[Material to process — start]
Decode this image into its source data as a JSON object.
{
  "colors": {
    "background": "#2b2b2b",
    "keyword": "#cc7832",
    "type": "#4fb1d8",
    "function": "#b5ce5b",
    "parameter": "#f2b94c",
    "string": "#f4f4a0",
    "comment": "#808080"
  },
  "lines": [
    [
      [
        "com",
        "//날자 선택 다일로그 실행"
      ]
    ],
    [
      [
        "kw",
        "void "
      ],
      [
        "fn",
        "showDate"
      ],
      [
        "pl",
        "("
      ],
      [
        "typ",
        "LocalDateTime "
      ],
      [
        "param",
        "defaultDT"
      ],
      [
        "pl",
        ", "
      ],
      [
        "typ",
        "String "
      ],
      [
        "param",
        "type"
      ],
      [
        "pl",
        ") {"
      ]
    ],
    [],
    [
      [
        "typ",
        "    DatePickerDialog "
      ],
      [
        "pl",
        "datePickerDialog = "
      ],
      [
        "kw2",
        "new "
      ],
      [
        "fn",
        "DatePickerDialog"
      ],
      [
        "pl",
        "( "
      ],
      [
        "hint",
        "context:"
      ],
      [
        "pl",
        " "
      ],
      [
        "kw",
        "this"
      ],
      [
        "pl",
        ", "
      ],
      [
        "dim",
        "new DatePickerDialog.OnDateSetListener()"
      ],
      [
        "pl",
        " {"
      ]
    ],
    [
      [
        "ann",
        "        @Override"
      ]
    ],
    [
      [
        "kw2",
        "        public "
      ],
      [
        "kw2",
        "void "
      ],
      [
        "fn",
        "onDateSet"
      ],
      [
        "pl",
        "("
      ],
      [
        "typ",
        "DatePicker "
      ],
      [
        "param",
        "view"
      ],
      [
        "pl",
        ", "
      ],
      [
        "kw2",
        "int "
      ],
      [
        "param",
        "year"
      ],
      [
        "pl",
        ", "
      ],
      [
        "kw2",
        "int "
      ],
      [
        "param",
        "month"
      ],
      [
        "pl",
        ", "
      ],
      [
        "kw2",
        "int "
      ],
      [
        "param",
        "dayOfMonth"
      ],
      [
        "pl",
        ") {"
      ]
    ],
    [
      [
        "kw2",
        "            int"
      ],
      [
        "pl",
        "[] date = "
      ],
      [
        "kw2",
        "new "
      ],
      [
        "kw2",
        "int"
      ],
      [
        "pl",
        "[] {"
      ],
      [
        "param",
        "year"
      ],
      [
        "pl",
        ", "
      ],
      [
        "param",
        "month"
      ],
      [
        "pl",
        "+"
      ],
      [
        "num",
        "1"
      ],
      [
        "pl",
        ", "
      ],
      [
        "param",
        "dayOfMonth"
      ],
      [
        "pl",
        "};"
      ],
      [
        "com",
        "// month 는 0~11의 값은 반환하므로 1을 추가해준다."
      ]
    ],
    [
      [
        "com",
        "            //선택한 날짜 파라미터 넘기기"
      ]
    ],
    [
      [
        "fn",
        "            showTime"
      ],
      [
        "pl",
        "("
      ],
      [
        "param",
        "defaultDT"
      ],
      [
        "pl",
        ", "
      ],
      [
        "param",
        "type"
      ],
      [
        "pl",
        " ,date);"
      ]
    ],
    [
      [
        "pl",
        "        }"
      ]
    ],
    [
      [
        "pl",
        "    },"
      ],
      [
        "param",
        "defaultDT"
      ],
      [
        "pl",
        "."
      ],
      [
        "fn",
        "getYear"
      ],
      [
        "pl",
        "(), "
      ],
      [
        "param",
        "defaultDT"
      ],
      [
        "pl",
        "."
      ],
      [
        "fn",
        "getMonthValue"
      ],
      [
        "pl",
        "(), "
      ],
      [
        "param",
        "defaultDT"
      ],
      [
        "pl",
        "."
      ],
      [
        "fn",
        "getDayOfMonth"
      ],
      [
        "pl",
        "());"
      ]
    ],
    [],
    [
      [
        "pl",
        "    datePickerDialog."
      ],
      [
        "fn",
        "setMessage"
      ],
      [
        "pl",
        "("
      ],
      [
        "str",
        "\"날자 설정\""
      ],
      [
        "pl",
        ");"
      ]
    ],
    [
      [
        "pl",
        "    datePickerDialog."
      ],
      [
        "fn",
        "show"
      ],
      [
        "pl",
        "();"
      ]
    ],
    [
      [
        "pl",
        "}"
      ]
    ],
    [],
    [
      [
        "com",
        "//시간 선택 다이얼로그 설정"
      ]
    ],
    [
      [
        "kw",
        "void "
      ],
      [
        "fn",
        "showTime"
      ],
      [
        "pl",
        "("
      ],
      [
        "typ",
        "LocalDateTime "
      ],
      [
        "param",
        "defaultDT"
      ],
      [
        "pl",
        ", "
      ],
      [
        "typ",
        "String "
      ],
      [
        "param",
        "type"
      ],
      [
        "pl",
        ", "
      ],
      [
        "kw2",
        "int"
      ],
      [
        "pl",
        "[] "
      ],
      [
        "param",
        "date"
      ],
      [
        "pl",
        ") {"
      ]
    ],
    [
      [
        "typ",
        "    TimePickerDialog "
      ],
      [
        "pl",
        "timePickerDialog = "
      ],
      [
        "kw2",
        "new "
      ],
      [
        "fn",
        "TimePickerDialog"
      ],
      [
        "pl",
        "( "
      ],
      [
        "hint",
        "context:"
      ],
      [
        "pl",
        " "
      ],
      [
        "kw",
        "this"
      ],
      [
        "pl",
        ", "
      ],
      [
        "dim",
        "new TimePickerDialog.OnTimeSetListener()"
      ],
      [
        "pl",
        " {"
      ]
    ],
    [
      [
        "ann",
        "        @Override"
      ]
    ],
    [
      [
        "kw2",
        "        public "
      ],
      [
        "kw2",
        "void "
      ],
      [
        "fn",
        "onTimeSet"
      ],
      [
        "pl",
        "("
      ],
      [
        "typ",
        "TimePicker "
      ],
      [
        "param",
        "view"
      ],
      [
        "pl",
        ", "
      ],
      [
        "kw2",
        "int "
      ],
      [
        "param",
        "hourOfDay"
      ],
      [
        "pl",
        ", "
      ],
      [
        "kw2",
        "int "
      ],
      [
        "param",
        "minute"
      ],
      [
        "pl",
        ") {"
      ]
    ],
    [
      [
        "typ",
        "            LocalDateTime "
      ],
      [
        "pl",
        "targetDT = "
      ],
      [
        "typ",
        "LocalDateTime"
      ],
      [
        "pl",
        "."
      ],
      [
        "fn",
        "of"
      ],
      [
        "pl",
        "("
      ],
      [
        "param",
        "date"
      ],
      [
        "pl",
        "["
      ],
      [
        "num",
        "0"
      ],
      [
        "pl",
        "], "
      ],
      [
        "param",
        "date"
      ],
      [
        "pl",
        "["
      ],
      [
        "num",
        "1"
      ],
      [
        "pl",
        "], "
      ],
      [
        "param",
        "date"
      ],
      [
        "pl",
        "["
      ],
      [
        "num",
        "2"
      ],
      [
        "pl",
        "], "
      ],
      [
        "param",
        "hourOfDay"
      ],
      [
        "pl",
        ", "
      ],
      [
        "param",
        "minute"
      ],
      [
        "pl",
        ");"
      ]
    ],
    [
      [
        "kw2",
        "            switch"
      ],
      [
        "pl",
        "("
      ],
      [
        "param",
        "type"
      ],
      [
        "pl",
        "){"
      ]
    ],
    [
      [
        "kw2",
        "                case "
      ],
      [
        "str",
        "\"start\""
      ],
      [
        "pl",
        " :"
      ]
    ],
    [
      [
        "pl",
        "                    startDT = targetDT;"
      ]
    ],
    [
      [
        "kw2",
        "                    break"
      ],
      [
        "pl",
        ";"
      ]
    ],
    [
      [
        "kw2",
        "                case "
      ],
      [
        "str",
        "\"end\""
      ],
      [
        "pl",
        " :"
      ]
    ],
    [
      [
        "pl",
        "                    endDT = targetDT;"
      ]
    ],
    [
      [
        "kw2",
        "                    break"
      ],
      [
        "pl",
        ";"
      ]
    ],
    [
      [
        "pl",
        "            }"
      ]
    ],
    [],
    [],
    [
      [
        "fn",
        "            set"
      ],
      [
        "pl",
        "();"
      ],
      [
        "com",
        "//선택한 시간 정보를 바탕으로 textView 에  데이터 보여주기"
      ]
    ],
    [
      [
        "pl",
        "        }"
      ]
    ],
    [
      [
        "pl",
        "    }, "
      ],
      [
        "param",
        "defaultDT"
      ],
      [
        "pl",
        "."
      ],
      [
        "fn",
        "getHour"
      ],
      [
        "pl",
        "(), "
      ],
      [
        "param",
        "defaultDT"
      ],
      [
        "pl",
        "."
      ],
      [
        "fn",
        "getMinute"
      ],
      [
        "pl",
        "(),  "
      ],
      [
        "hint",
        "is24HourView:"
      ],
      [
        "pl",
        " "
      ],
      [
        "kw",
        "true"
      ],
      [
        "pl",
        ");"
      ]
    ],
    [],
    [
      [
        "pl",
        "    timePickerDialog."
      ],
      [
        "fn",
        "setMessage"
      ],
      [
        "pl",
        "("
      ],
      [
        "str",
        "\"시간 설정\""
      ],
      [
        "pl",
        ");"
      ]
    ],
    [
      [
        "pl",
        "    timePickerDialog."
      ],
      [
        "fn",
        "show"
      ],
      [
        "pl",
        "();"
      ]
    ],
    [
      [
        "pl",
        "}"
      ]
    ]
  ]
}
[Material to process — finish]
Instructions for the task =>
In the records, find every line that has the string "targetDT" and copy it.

Answer to the exercise =>
        "targetDT = "
        "                    startDT = targetDT;"
        "                    endDT = targetDT;"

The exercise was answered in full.